Aug 9, 2011 (CIDRAP News) – The US Department of Agriculture (USDA) today proposed a new system to improve the tracing of diseased and at-risk livestock, aiming to replace a previous national animal identification program that met widespread opposition from livestock producers.
The new approach calls for requiring official identification for livestock only when they are moved across state lines, and it offers some flexibility concerning what form the identification takes, the USDA said in a press release.
At a press conference, Agriculture Secretary Tom Vilsack said the traceability system will improve access to export markets for US livestock producers, according to press reports today. "Other countries have been using [traceability] as a way to gain a market advantage. We believe this takes that market advantage away," said Vilsack, according to a report today by Meatingplace, a meat industry Web site.
The new tracking system will replace the National Animal Identification System (NAIS), a voluntary program that was launched in 2004 but abandoned in 2009.
The NAIS called for giving every animal an identification number at birth, registering all livestock facilities, and creating tracking databases managed by states and industry groups. Many producers viewed the system as too rigid and a threat to proprietary information, according to a USDA fact sheet about the new proposal.

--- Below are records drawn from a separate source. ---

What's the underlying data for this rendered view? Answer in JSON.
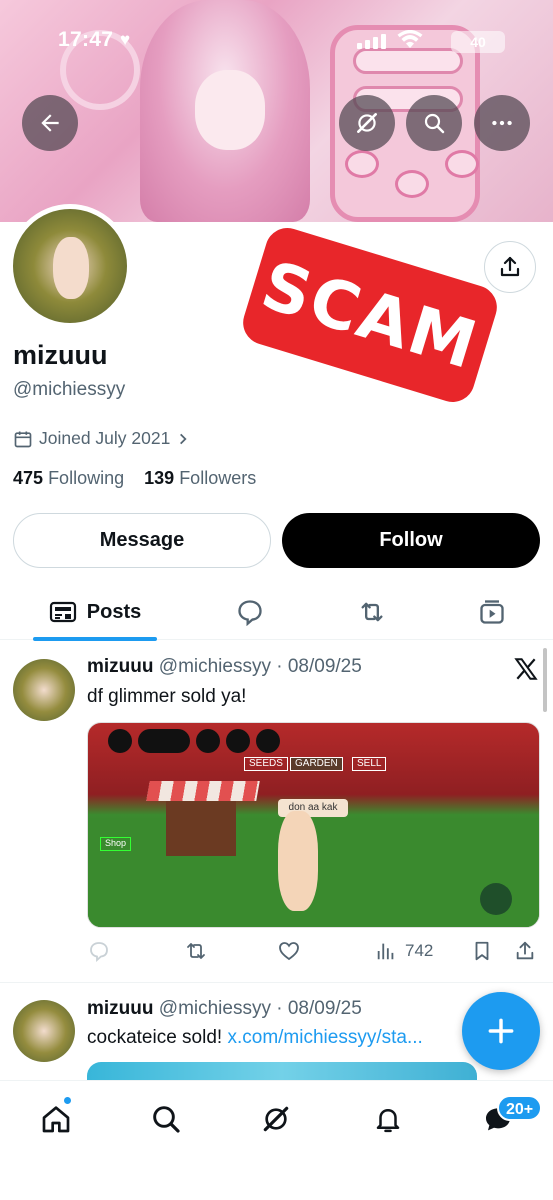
{
  "status_bar": {
    "time": "17:47",
    "battery": "40"
  },
  "profile": {
    "name": "mizuuu",
    "handle": "@michiessyy",
    "joined": "Joined July 2021",
    "following_count": "475",
    "following_label": "Following",
    "followers_count": "139",
    "followers_label": "Followers"
  },
  "overlay": {
    "scam_label": "SCAM"
  },
  "buttons": {
    "message": "Message",
    "follow": "Follow"
  },
  "tabs": [
    {
      "label": "Posts"
    }
  ],
  "posts": [
    {
      "name": "mizuuu",
      "meta": "@michiessyy · 08/09/25",
      "text": "df glimmer sold ya!",
      "media": {
        "labels": {
          "seeds": "SEEDS",
          "garden": "GARDEN",
          "sell": "SELL",
          "shop": "Shop",
          "player": "don  aa kak"
        }
      },
      "views": "742"
    },
    {
      "name": "mizuuu",
      "meta": "@michiessyy · 08/09/25",
      "text": "cockateice sold! ",
      "link": "x.com/michiessyy/sta..."
    }
  ],
  "bottom_nav": {
    "badge": "20+"
  },
  "colors": {
    "accent": "#1d9bf0",
    "scam": "#e8262a"
  }
}
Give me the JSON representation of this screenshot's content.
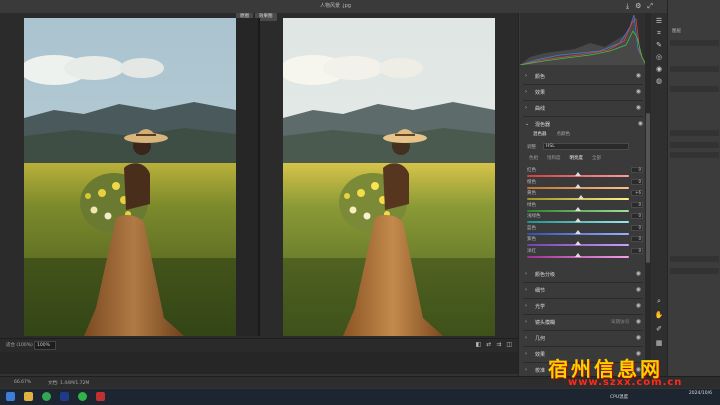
{
  "window": {
    "title": "人物风景 .jpg",
    "compare_before": "原图",
    "compare_after": "效果图"
  },
  "bottom": {
    "zoom_label": "适合 (100%)",
    "zoom_value": "100%",
    "status_zoom": "66.67%",
    "status_doc": "文档: 1.44M/1.72M"
  },
  "panel": {
    "sections_top": [
      "颜色",
      "效果",
      "曲线"
    ],
    "mixer": {
      "title": "混色器",
      "modes": [
        "混色器",
        "点颜色"
      ],
      "adjust_label": "调整",
      "adjust_value": "HSL",
      "tabs": [
        "色相",
        "饱和度",
        "明亮度",
        "全部"
      ],
      "active_tab": "明亮度",
      "sliders": [
        {
          "name": "红色",
          "value": "0",
          "pos": 0.5,
          "color_from": "#d04040",
          "color_to": "#ff9a9a"
        },
        {
          "name": "橙色",
          "value": "0",
          "pos": 0.5,
          "color_from": "#c07030",
          "color_to": "#ffc08a"
        },
        {
          "name": "黄色",
          "value": "+6",
          "pos": 0.53,
          "color_from": "#a09020",
          "color_to": "#fff08a"
        },
        {
          "name": "绿色",
          "value": "0",
          "pos": 0.5,
          "color_from": "#308030",
          "color_to": "#9ae09a"
        },
        {
          "name": "浅绿色",
          "value": "0",
          "pos": 0.5,
          "color_from": "#209090",
          "color_to": "#9ae8e8"
        },
        {
          "name": "蓝色",
          "value": "0",
          "pos": 0.5,
          "color_from": "#3050b0",
          "color_to": "#9ab0ff"
        },
        {
          "name": "紫色",
          "value": "0",
          "pos": 0.5,
          "color_from": "#7040b0",
          "color_to": "#c8a0ff"
        },
        {
          "name": "洋红",
          "value": "0",
          "pos": 0.5,
          "color_from": "#a03090",
          "color_to": "#f0a0e8"
        }
      ]
    },
    "sections_bottom": [
      "颜色分级",
      "细节",
      "光学",
      "镜头模糊",
      "几何",
      "效果",
      "校准"
    ],
    "lens_blur_extra": "早期访问"
  },
  "watermark": {
    "cn": "宿州信息网",
    "url": "www.szxx.com.cn"
  },
  "taskbar": {
    "cpu": "CPU温度",
    "time": "",
    "date": "2024/10/6"
  },
  "colors": {
    "accent_yellow": "#f5d300",
    "accent_red": "#ff2a1a"
  }
}
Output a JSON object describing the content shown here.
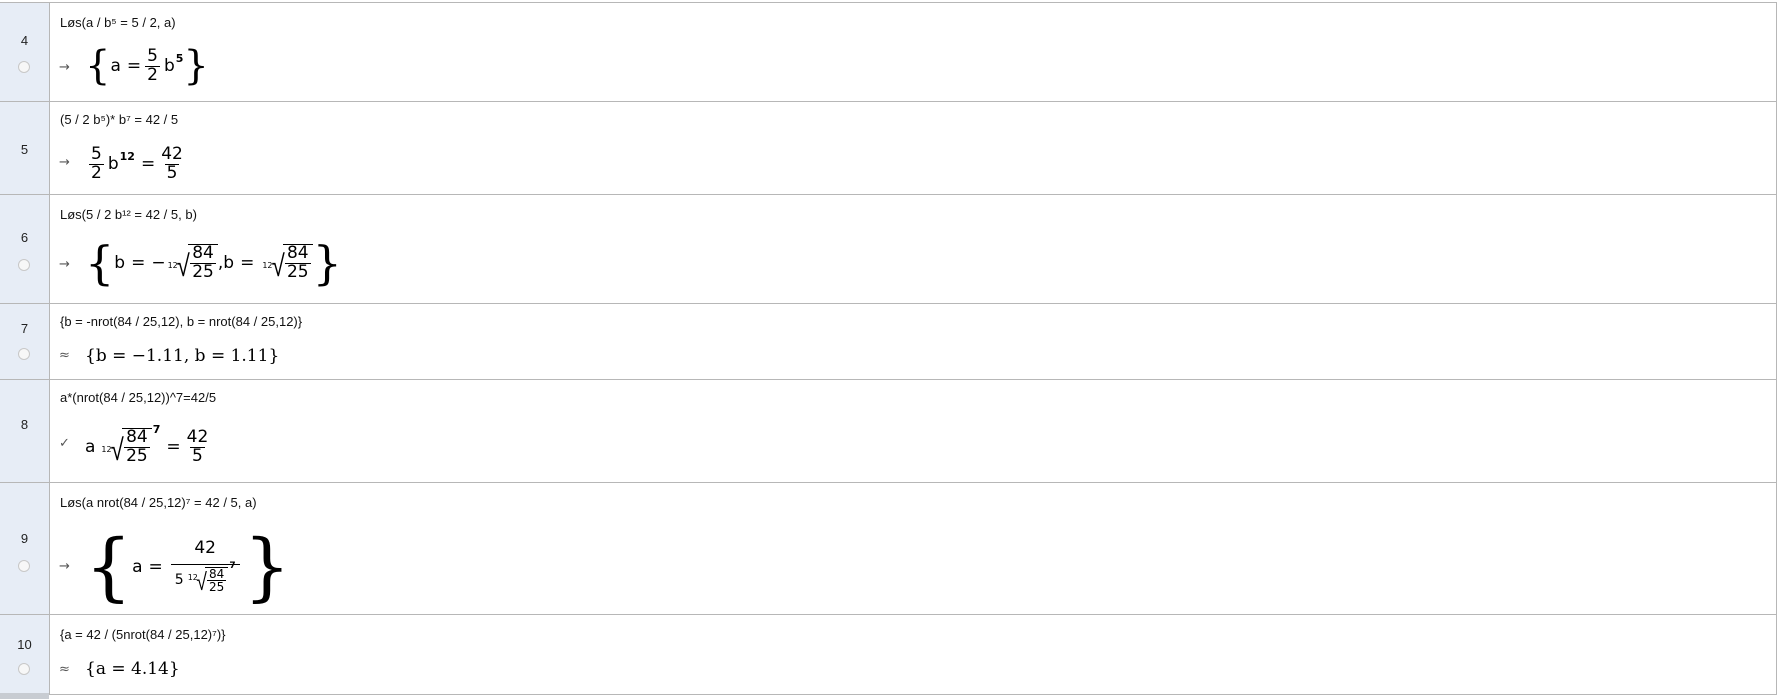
{
  "rows": [
    {
      "number": "4",
      "input": "Løs(a / b⁵ = 5 / 2, a)",
      "marker": "→",
      "output": {
        "lhs": "a",
        "eq": "=",
        "num": "5",
        "den": "2",
        "base": "b",
        "exp": "5"
      }
    },
    {
      "number": "5",
      "input": "(5 / 2 b⁵)* b⁷ = 42 / 5",
      "marker": "→",
      "output": {
        "num1": "5",
        "den1": "2",
        "base": "b",
        "exp": "12",
        "eq": "=",
        "num2": "42",
        "den2": "5"
      }
    },
    {
      "number": "6",
      "input": "Løs(5 / 2 b¹² = 42 / 5, b)",
      "marker": "→",
      "output": {
        "var": "b",
        "eq": "=",
        "minus": "−",
        "idx": "12",
        "num": "84",
        "den": "25",
        "sep": ","
      }
    },
    {
      "number": "7",
      "input": "{b = -nrot(84 / 25,12), b = nrot(84 / 25,12)}",
      "marker": "≈",
      "output": {
        "text": "{b = −1.11, b = 1.11}"
      }
    },
    {
      "number": "8",
      "input": "a*(nrot(84 / 25,12))^7=42/5",
      "marker": "✓",
      "output": {
        "lhs": "a",
        "idx": "12",
        "num": "84",
        "den": "25",
        "exp": "7",
        "eq": "=",
        "num2": "42",
        "den2": "5"
      }
    },
    {
      "number": "9",
      "input": "Løs(a nrot(84 / 25,12)⁷ = 42 / 5, a)",
      "marker": "→",
      "output": {
        "lhs": "a",
        "eq": "=",
        "num": "42",
        "coef": "5",
        "idx": "12",
        "rnum": "84",
        "rden": "25",
        "exp": "7"
      }
    },
    {
      "number": "10",
      "input": "{a = 42 / (5nrot(84 / 25,12)⁷)}",
      "marker": "≈",
      "output": {
        "text": "{a = 4.14}"
      }
    }
  ]
}
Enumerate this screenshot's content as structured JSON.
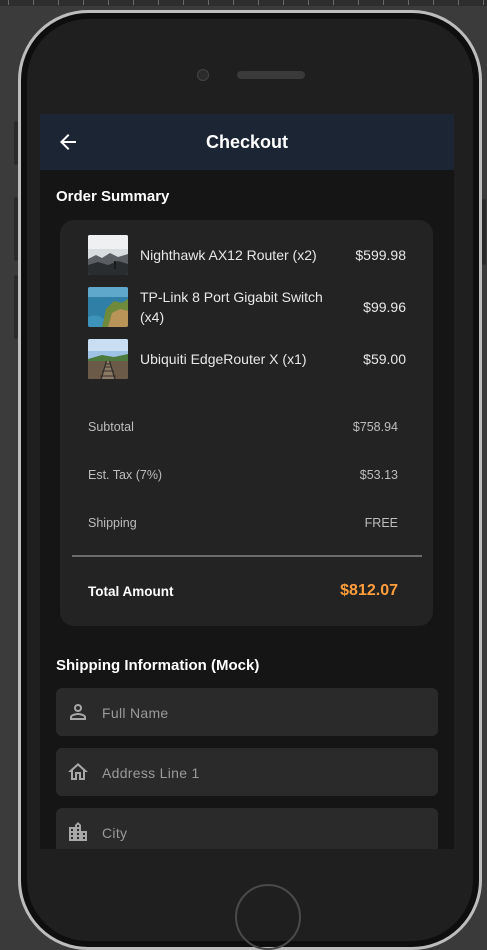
{
  "app_bar": {
    "title": "Checkout",
    "back_icon": "arrow-back-icon"
  },
  "order_summary": {
    "title": "Order Summary",
    "items": [
      {
        "name": "Nighthawk AX12 Router (x2)",
        "price": "$599.98",
        "thumb": "misty-landscape"
      },
      {
        "name": "TP-Link 8 Port Gigabit Switch (x4)",
        "price": "$99.96",
        "thumb": "coastal-cliff"
      },
      {
        "name": "Ubiquiti EdgeRouter X (x1)",
        "price": "$59.00",
        "thumb": "railway-tracks"
      }
    ],
    "subtotal_label": "Subtotal",
    "subtotal_value": "$758.94",
    "tax_label": "Est. Tax (7%)",
    "tax_value": "$53.13",
    "shipping_label": "Shipping",
    "shipping_value": "FREE",
    "total_label": "Total Amount",
    "total_value": "$812.07"
  },
  "shipping": {
    "title": "Shipping Information (Mock)",
    "fields": [
      {
        "placeholder": "Full Name",
        "icon": "person-icon"
      },
      {
        "placeholder": "Address Line 1",
        "icon": "home-icon"
      },
      {
        "placeholder": "City",
        "icon": "city-icon"
      }
    ]
  },
  "colors": {
    "app_bar": "#1c2534",
    "background": "#151515",
    "card": "#232323",
    "total_accent": "#ff9e3d"
  }
}
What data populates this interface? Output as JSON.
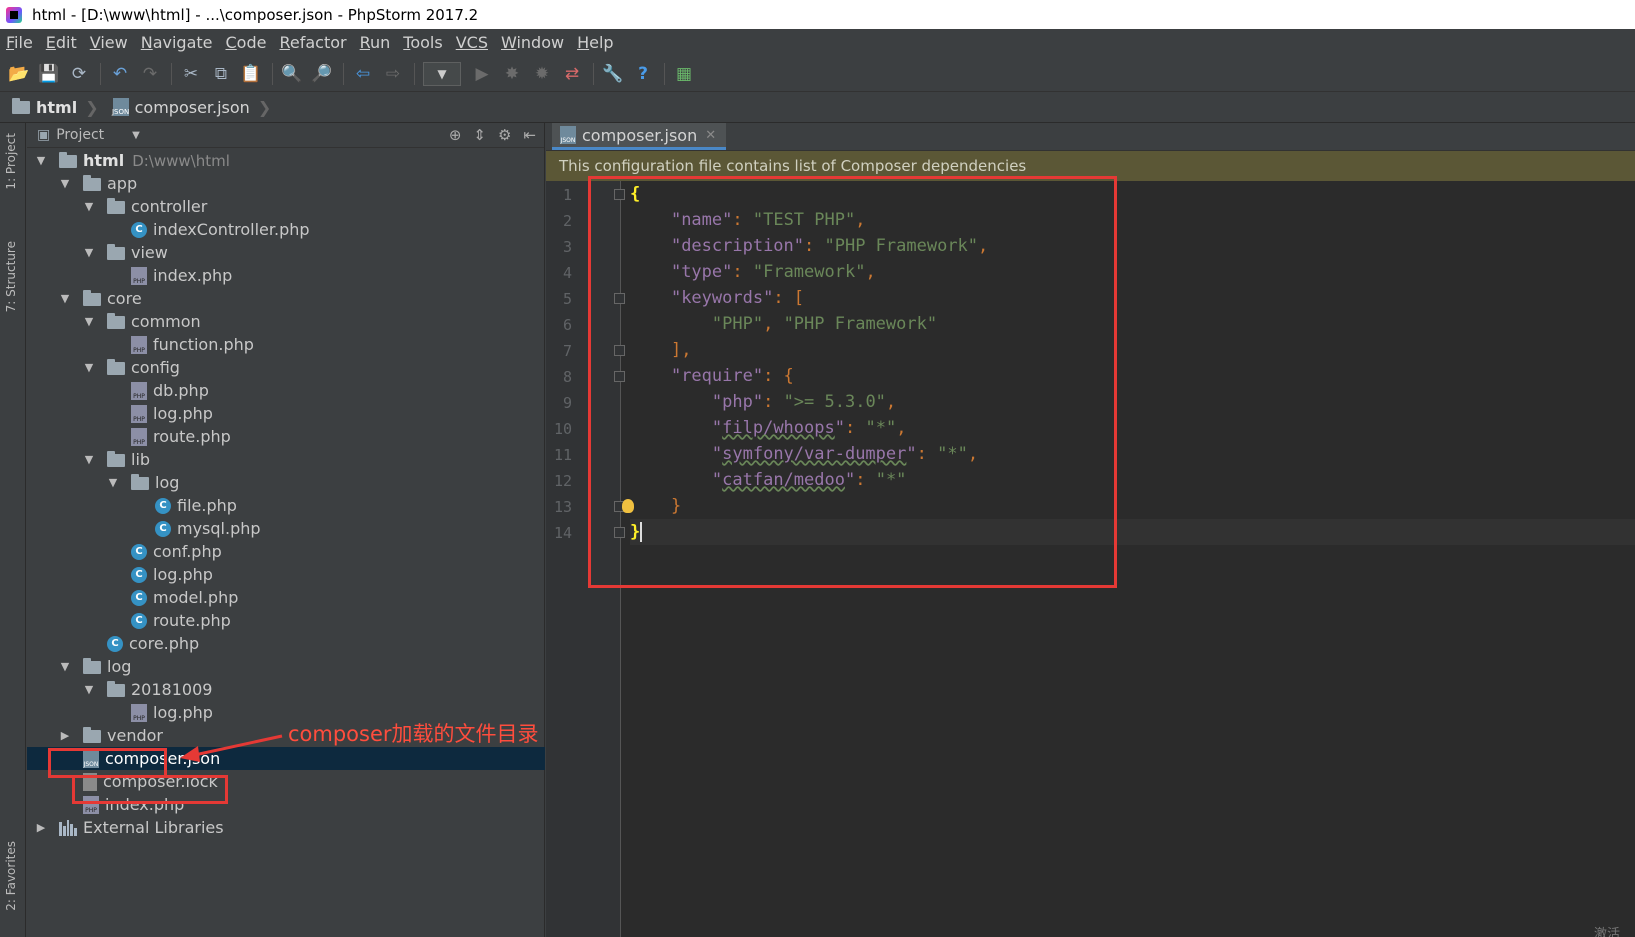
{
  "window": {
    "title": "html - [D:\\www\\html] - ...\\composer.json - PhpStorm 2017.2"
  },
  "menu": [
    {
      "m": "F",
      "rest": "ile"
    },
    {
      "m": "E",
      "rest": "dit"
    },
    {
      "m": "V",
      "rest": "iew"
    },
    {
      "m": "N",
      "rest": "avigate"
    },
    {
      "m": "C",
      "rest": "ode"
    },
    {
      "m": "R",
      "rest": "efactor"
    },
    {
      "m": "R",
      "rest": "un",
      "pre": ""
    },
    {
      "m": "T",
      "rest": "ools"
    },
    {
      "m": "VCS",
      "rest": ""
    },
    {
      "m": "W",
      "rest": "indow"
    },
    {
      "m": "H",
      "rest": "elp"
    }
  ],
  "toolbar_icons": [
    "open-icon",
    "save-icon",
    "sync-icon",
    "undo-icon",
    "redo-icon",
    "cut-icon",
    "copy-icon",
    "paste-icon",
    "find-icon",
    "replace-icon",
    "back-icon",
    "forward-icon",
    "run-config-combo",
    "run-icon",
    "debug-icon",
    "coverage-icon",
    "vcs-icon",
    "settings-icon",
    "help-icon",
    "plugin-icon"
  ],
  "breadcrumb": {
    "root": "html",
    "file": "composer.json"
  },
  "sidestrip": {
    "project": "1: Project",
    "structure": "7: Structure",
    "favorites": "2: Favorites"
  },
  "project": {
    "header": "Project",
    "tree": [
      {
        "depth": 0,
        "arrow": "down",
        "icon": "folder",
        "label": "html",
        "hint": "D:\\www\\html",
        "bold": true
      },
      {
        "depth": 1,
        "arrow": "down",
        "icon": "folder",
        "label": "app"
      },
      {
        "depth": 2,
        "arrow": "down",
        "icon": "folder",
        "label": "controller"
      },
      {
        "depth": 3,
        "arrow": "",
        "icon": "class",
        "label": "indexController.php"
      },
      {
        "depth": 2,
        "arrow": "down",
        "icon": "folder",
        "label": "view"
      },
      {
        "depth": 3,
        "arrow": "",
        "icon": "php",
        "label": "index.php"
      },
      {
        "depth": 1,
        "arrow": "down",
        "icon": "folder",
        "label": "core"
      },
      {
        "depth": 2,
        "arrow": "down",
        "icon": "folder",
        "label": "common"
      },
      {
        "depth": 3,
        "arrow": "",
        "icon": "php",
        "label": "function.php"
      },
      {
        "depth": 2,
        "arrow": "down",
        "icon": "folder",
        "label": "config"
      },
      {
        "depth": 3,
        "arrow": "",
        "icon": "php",
        "label": "db.php"
      },
      {
        "depth": 3,
        "arrow": "",
        "icon": "php",
        "label": "log.php"
      },
      {
        "depth": 3,
        "arrow": "",
        "icon": "php",
        "label": "route.php"
      },
      {
        "depth": 2,
        "arrow": "down",
        "icon": "folder",
        "label": "lib"
      },
      {
        "depth": 3,
        "arrow": "down",
        "icon": "folder",
        "label": "log"
      },
      {
        "depth": 4,
        "arrow": "",
        "icon": "class",
        "label": "file.php"
      },
      {
        "depth": 4,
        "arrow": "",
        "icon": "class",
        "label": "mysql.php"
      },
      {
        "depth": 3,
        "arrow": "",
        "icon": "class",
        "label": "conf.php"
      },
      {
        "depth": 3,
        "arrow": "",
        "icon": "class",
        "label": "log.php"
      },
      {
        "depth": 3,
        "arrow": "",
        "icon": "class",
        "label": "model.php"
      },
      {
        "depth": 3,
        "arrow": "",
        "icon": "class",
        "label": "route.php"
      },
      {
        "depth": 2,
        "arrow": "",
        "icon": "class",
        "label": "core.php"
      },
      {
        "depth": 1,
        "arrow": "down",
        "icon": "folder",
        "label": "log"
      },
      {
        "depth": 2,
        "arrow": "down",
        "icon": "folder",
        "label": "20181009"
      },
      {
        "depth": 3,
        "arrow": "",
        "icon": "php",
        "label": "log.php"
      },
      {
        "depth": 1,
        "arrow": "right",
        "icon": "folder",
        "label": "vendor"
      },
      {
        "depth": 1,
        "arrow": "",
        "icon": "json",
        "label": "composer.json",
        "selected": true
      },
      {
        "depth": 1,
        "arrow": "",
        "icon": "lock",
        "label": "composer.lock"
      },
      {
        "depth": 1,
        "arrow": "",
        "icon": "php",
        "label": "index.php"
      },
      {
        "depth": 0,
        "arrow": "right",
        "icon": "lib",
        "label": "External Libraries"
      }
    ]
  },
  "editor": {
    "tab": "composer.json",
    "notice": "This configuration file contains list of Composer dependencies",
    "line_numbers": [
      "1",
      "2",
      "3",
      "4",
      "5",
      "6",
      "7",
      "8",
      "9",
      "10",
      "11",
      "12",
      "13",
      "14"
    ]
  },
  "annotation": {
    "text": "composer加载的文件目录"
  },
  "corner": "激活"
}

Vilsack said he has listened to stakeholders' concerns about traceability over the past 2 years. "We are proposing a flexible approach in which states and tribes can develop systems for tracing animals that work best for them and for producers in their jurisdiction," he said in the press release. "This approach offers great flexibility at the state and local level and addresses gaps in our disease response efforts."
Under the proposed rule, livestock that are moved interstate in most cases would have to have official identification and be accompanied by an interstate certificate of veterinary inspection or other documents, such as owner-shipper statements or brand certifications, the USDA said.
"The rule encourages the use of low-cost technology and specifies approved forms of identification for each species, such as metal eartags for cattle," the USDA said. But the agency added that, because of the prevalence of other identifications in certain regions, "shipping and receiving states or tribes are permitted to agree upon alternative forms of identification such as brands or tattoos."
The ability to know where diseased and at-risk animals are and where they've been is important for facilitating a rapid response to animal disease outbreaks, the USDA noted. "An efficient and accurate animal disease traceability system helps reduce the number of animals involved in an investigation, reduces the time needed to respond, and decreases the cost to producers and the government," the statement said.
The effort to develop a national animal identification program was spurred largely by the discovery of the first US case of bovine spongiform encephalopathy, or mad cow disease, in December 2003. After that discovery and two subsequent cases, it took weeks for investigators to track down other cattle that might have been exposed to the disease, and the news damaged American beef exports.
USDA documents released today said the proposed rule is intended to control animal diseases and is not a food safety initiative; it will not make it possible to link a meat product to a particular animal. But it will benefit consumers by helping to ensure that healthy animals can continue to be processed.
The USDA said the new traceability program will be "owned, led and administered by the states and Tribal Nations with federal support focused entirely on animal disease traceability."
The proposal will be published in the Federal Register on Aug 11, and the USDA will take comments on it until Nov 9, officials said.
Statements from at least some livestock producer groups today sounded guardedly positive about the USDA plan.
Elizabeth Parker, chief veterinarian for the National Cattleman's Beef Association (NCBA), said in a statement, "NCBA commends APHIS [the USDA Animal and Plant Health Inspection Service] for its recent efforts to listen to concerns of America's cattlemen in developing this traceability program. . . . We will carefully analyze and comment on APHIS's proposed ADT [animal disease traceability] rule."
The National Milk Producers Federation called the USDA announcement "an important development, one that allows the entire livestock industry . . . to collectively focus on what is possible." The group said it looked forward to reviewing the proposal and working with the USDA on it.
Aug 9 USDA press release
USDA fact sheet on the proposed rule
Aug 9 NCBA statement about the new rule
Aug 9 National Milk Producers Federation statement
Apr 7, 2006, CIDRAP News story about the NAIS